(EXERCISE INSTRUCTIONS): The expected result is every line of the records, printed exactly.

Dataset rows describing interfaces
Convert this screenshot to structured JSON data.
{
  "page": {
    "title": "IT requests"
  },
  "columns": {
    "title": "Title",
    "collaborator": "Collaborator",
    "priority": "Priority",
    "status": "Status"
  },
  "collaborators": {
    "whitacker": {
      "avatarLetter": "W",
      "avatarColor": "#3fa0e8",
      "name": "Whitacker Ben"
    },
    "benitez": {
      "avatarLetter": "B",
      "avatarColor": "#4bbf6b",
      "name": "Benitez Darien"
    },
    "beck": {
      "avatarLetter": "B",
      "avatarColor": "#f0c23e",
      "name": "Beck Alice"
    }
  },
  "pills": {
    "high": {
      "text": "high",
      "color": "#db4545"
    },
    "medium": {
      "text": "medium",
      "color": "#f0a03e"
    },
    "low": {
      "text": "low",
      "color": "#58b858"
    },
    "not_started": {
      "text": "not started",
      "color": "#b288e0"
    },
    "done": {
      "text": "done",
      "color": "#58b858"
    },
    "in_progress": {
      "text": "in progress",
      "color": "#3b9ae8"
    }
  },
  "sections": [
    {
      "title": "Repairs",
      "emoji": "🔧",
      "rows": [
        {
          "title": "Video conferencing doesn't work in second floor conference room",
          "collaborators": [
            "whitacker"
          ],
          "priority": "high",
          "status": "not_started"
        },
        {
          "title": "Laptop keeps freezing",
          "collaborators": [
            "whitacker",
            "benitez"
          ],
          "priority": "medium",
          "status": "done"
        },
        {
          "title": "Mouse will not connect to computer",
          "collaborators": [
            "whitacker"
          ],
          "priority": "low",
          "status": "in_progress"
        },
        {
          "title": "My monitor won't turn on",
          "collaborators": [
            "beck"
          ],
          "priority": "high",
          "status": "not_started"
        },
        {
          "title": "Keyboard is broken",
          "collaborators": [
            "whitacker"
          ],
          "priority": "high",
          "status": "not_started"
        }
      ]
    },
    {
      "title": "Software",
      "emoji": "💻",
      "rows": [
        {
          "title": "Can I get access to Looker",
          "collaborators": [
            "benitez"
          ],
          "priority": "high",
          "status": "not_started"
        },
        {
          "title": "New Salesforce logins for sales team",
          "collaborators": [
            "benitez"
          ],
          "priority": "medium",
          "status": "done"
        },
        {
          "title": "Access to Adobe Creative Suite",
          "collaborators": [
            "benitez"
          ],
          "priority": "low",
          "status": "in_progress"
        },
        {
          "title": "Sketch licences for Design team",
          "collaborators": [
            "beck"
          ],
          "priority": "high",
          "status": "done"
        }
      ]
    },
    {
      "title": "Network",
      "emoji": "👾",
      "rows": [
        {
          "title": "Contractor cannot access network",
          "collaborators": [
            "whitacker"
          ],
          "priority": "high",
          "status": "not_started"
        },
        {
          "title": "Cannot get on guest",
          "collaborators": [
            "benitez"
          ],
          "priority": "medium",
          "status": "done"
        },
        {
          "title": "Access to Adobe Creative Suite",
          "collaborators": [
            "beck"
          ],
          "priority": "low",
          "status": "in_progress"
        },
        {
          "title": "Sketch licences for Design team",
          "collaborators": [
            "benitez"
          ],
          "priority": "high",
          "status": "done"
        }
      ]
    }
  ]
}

(SOLUTION):
Convert this screenshot to structured JSON data.
{
  "page": {
    "title": "IT requests"
  },
  "columns": {
    "title": "Title",
    "collaborator": "Collaborator",
    "priority": "Priority",
    "status": "Status"
  },
  "collaborators": {
    "whitacker": {
      "avatarLetter": "W",
      "avatarColor": "#3fa0e8",
      "name": "Whitacker Ben"
    },
    "benitez": {
      "avatarLetter": "B",
      "avatarColor": "#4bbf6b",
      "name": "Benitez Darien"
    },
    "beck": {
      "avatarLetter": "B",
      "avatarColor": "#f0c23e",
      "name": "Beck Alice"
    }
  },
  "pills": {
    "high": {
      "text": "high",
      "color": "#db4545"
    },
    "medium": {
      "text": "medium",
      "color": "#f0a03e"
    },
    "low": {
      "text": "low",
      "color": "#58b858"
    },
    "not_started": {
      "text": "not started",
      "color": "#b288e0"
    },
    "done": {
      "text": "done",
      "color": "#58b858"
    },
    "in_progress": {
      "text": "in progress",
      "color": "#3b9ae8"
    }
  },
  "sections": [
    {
      "title": "Repairs",
      "emoji": "🔧",
      "rows": [
        {
          "title": "Video conferencing doesn't work in second floor conference room",
          "collaborators": [
            "whitacker"
          ],
          "priority": "high",
          "status": "not_started"
        },
        {
          "title": "Laptop keeps freezing",
          "collaborators": [
            "whitacker",
            "benitez"
          ],
          "priority": "medium",
          "status": "done"
        },
        {
          "title": "Mouse will not connect to computer",
          "collaborators": [
            "whitacker"
          ],
          "priority": "low",
          "status": "in_progress"
        },
        {
          "title": "My monitor won't turn on",
          "collaborators": [
            "beck"
          ],
          "priority": "high",
          "status": "not_started"
        },
        {
          "title": "Keyboard is broken",
          "collaborators": [
            "whitacker"
          ],
          "priority": "high",
          "status": "not_started"
        }
      ]
    },
    {
      "title": "Software",
      "emoji": "💻",
      "rows": [
        {
          "title": "Can I get access to Looker",
          "collaborators": [
            "benitez"
          ],
          "priority": "high",
          "status": "not_started"
        },
        {
          "title": "New Salesforce logins for sales team",
          "collaborators": [
            "benitez"
          ],
          "priority": "medium",
          "status": "done"
        },
        {
          "title": "Access to Adobe Creative Suite",
          "collaborators": [
            "benitez"
          ],
          "priority": "low",
          "status": "in_progress"
        },
        {
          "title": "Sketch licences for Design team",
          "collaborators": [
            "beck"
          ],
          "priority": "high",
          "status": "done"
        }
      ]
    },
    {
      "title": "Network",
      "emoji": "👾",
      "rows": [
        {
          "title": "Contractor cannot access network",
          "collaborators": [
            "whitacker"
          ],
          "priority": "high",
          "status": "not_started"
        },
        {
          "title": "Cannot get on guest",
          "collaborators": [
            "benitez"
          ],
          "priority": "medium",
          "status": "done"
        },
        {
          "title": "Access to Adobe Creative Suite",
          "collaborators": [
            "beck"
          ],
          "priority": "low",
          "status": "in_progress"
        },
        {
          "title": "Sketch licences for Design team",
          "collaborators": [
            "benitez"
          ],
          "priority": "high",
          "status": "done"
        }
      ]
    }
  ]
}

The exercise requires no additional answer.